The government has “named and shamed” universities who’ve hosted so-called extremist speakers as well as the alleged extremists themselves.
In a statement on its website the government said that Queen Mary, King’s College, SOAS (the School of Oriental and African Studies) and Kingston – all universities in London – were the worst offenders.
It also named Shaikh Haitham Al-Haddad, Dr Uthman Lateef, Alomgir Ali, Imran Ibn Mansur (aka “Dawah Man”), Hamza Tzortis and Dr Salman Butt as speakers who are “on record as expressing views contrary to British values.”
The statement comes as universities and colleges in the UK become legally required to put in place policies to stop “extremists” radicalising students on campuses, to tackle gender segregation at events and to support students at risk of radicalisation, as part of the government’s plans to counter extremism.

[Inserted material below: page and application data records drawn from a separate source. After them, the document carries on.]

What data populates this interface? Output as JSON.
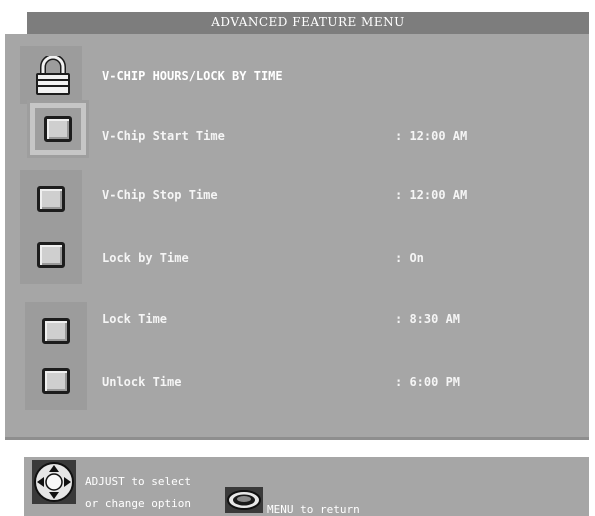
{
  "title": "ADVANCED FEATURE MENU",
  "header_row": {
    "label": "V-CHIP HOURS/LOCK BY TIME",
    "icon": "padlock-icon"
  },
  "rows": [
    {
      "label": "V-Chip Start Time",
      "value": ": 12:00 AM",
      "selected": true
    },
    {
      "label": "V-Chip Stop Time",
      "value": ": 12:00 AM",
      "selected": false
    },
    {
      "label": "Lock by Time",
      "value": ": On",
      "selected": false
    },
    {
      "label": "Lock Time",
      "value": ": 8:30 AM",
      "selected": false
    },
    {
      "label": "Unlock Time",
      "value": ": 6:00 PM",
      "selected": false
    }
  ],
  "help": {
    "line1": "ADJUST to select",
    "line2": "or change option",
    "line3": "MENU to return",
    "adjust_icon": "directional-pad-icon",
    "menu_icon": "menu-button-icon"
  },
  "colors": {
    "panel": "#a6a6a6",
    "title_bar": "#7d7d7d",
    "text": "#ffffff"
  }
}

The updated Prevent duty guidance, scheduled to come into force at all UK higher and further education institutions by 21 September, requires establishments to ensure they have proper risk assessment processes for speakers and ensure those espousing extremist views do not go unchallenged.

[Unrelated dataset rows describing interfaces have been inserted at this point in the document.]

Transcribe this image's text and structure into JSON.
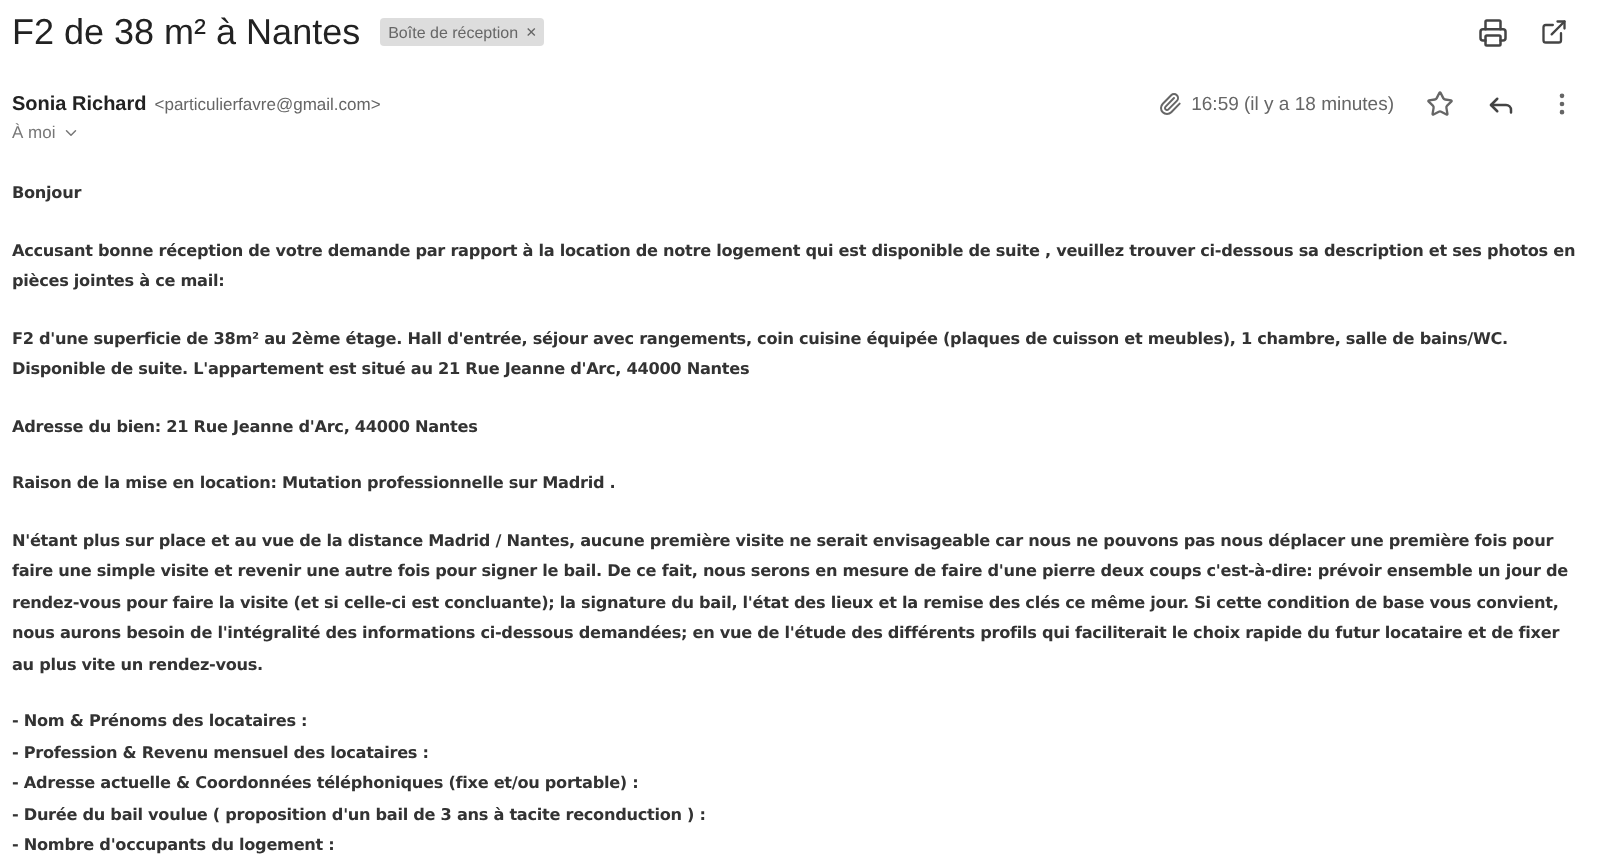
{
  "subject": "F2 de 38 m² à Nantes",
  "label": {
    "text": "Boîte de réception",
    "close": "×"
  },
  "sender": {
    "name": "Sonia Richard",
    "email": "<particulierfavre@gmail.com>",
    "recipient": "À moi",
    "time": "16:59 (il y a 18 minutes)",
    "starred": false
  },
  "body": {
    "paragraphs": [
      "Bonjour",
      "Accusant bonne réception de votre demande par rapport à la location de notre logement qui est disponible de suite , veuillez trouver ci-dessous sa description et ses photos en pièces jointes à ce mail:",
      "F2 d'une superficie de 38m² au 2ème étage. Hall d'entrée, séjour avec rangements, coin cuisine équipée (plaques de cuisson et meubles), 1 chambre, salle de bains/WC. Disponible de suite. L'appartement est situé au 21 Rue Jeanne d'Arc, 44000 Nantes",
      "Adresse du bien: 21 Rue Jeanne d'Arc, 44000 Nantes",
      "Raison de la mise en location: Mutation professionnelle sur Madrid .",
      "N'étant plus sur place et au vue de la distance Madrid / Nantes, aucune première visite ne serait envisageable car nous ne pouvons pas nous déplacer une première fois pour faire une simple visite et revenir une autre fois pour signer le bail. De ce fait, nous serons en mesure de faire d'une pierre deux coups c'est-à-dire: prévoir ensemble un jour de rendez-vous pour faire la visite (et si celle-ci est concluante); la signature du bail, l'état des lieux et la remise des clés ce même jour. Si cette condition de base vous convient, nous aurons besoin de l'intégralité des informations ci-dessous demandées; en vue de l'étude des différents profils qui faciliterait le choix rapide du futur locataire et de fixer au plus vite un rendez-vous."
    ],
    "list": [
      "- Nom & Prénoms des locataires :",
      "- Profession & Revenu mensuel des locataires :",
      "- Adresse actuelle & Coordonnées téléphoniques (fixe et/ou portable) :",
      "- Durée du bail voulue ( proposition d'un bail de 3 ans à tacite reconduction ) :",
      "- Nombre d'occupants du logement :"
    ]
  }
}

The government says this is all part of its “one nation strategy” to confront and ultimately defeat the threat of extremism and terrorism.
Prime Minister David Cameron said: “I said in July that tackling extremism will be the struggle of our generation, one which we will defeat if we work together.
“All public institutions have a role to play in rooting out and challenging extremism. It is not about oppressing free speech or stifling academic freedom, it is about making sure that radical views and ideas are not given the oxygen they need to flourish.
“Schools, universities and colleges, more than anywhere else, have a duty to protect impressionable young minds and ensure that our young people are given every opportunity to reach their potential. That is what our one nation government is focused on delivering.”
Free speech and political dissent
But the government plans have proved extremely controversial and have been strongly opposed by the National Union of Students who have called for a boycott of them.
Meanwhile, advocacy group CAGE – which has also been accused of extremism by the government – has said that Prevent will have a chilling effect on free speech, open debate and political dissent.
Ibrahim Mohamoud, Communications Officer at CAGE, said: “In the past few weeks we have seen the government and sections of the media calling the leader of the opposition ‘a threat to our national security,’ because he offers an alternative to the political status quo, in which only a minority of the population feel inclined to vote. ‘Extremism’ has become a politically loaded term employed to stifle debate.
“If universities and other educational institutions are being dictated to by the government over who can or cannot speak, this is fundamentally against the ‘British values’ trumpeted by David Cameron.
“In an age of the Internet, it is futile and showboating to try and police thought at universities as a means to tackle ‘extremism.’ The government needs to go back to the table and review policies that have left us no safer 10 years later. Instead, racial and religious prejudices have been exploited by securocrats to build a template and an atmosphere whereby dissenters are openly labelled as the ‘enemy within.’
“Scaremongering by talking about community cohesion is meaningless when the rhetoric from Westminster and sections of the media has whipped up xenophobia to such a degree that attacks on Muslims are up 70% in London, far right parties are on the rise in Europe and a 14 year old Muslim teenager can be arrested at a Texas school for making a clock.
“Freedom of expression and student independence is vital to a civil society – it is the fabric that creates the rich diversity of opinions and knowledge that has made the British university sector a global attraction. Any attempts to thwart that independence risks creating a stifled and acerbic environment controlled by the state that is more reminiscent of a dictatorship than a pluralistic and dynamic society.
“The sector can only produce innovation and free thinkers if it promotes dialogue and the unhindered free flow of ideas. If we accept what the Minister seeks, then we betray the traditional and well established values that have created a world class sector.
“We must resist such oppressive measures and CAGE calls on all right thinking people to speak out against state control.”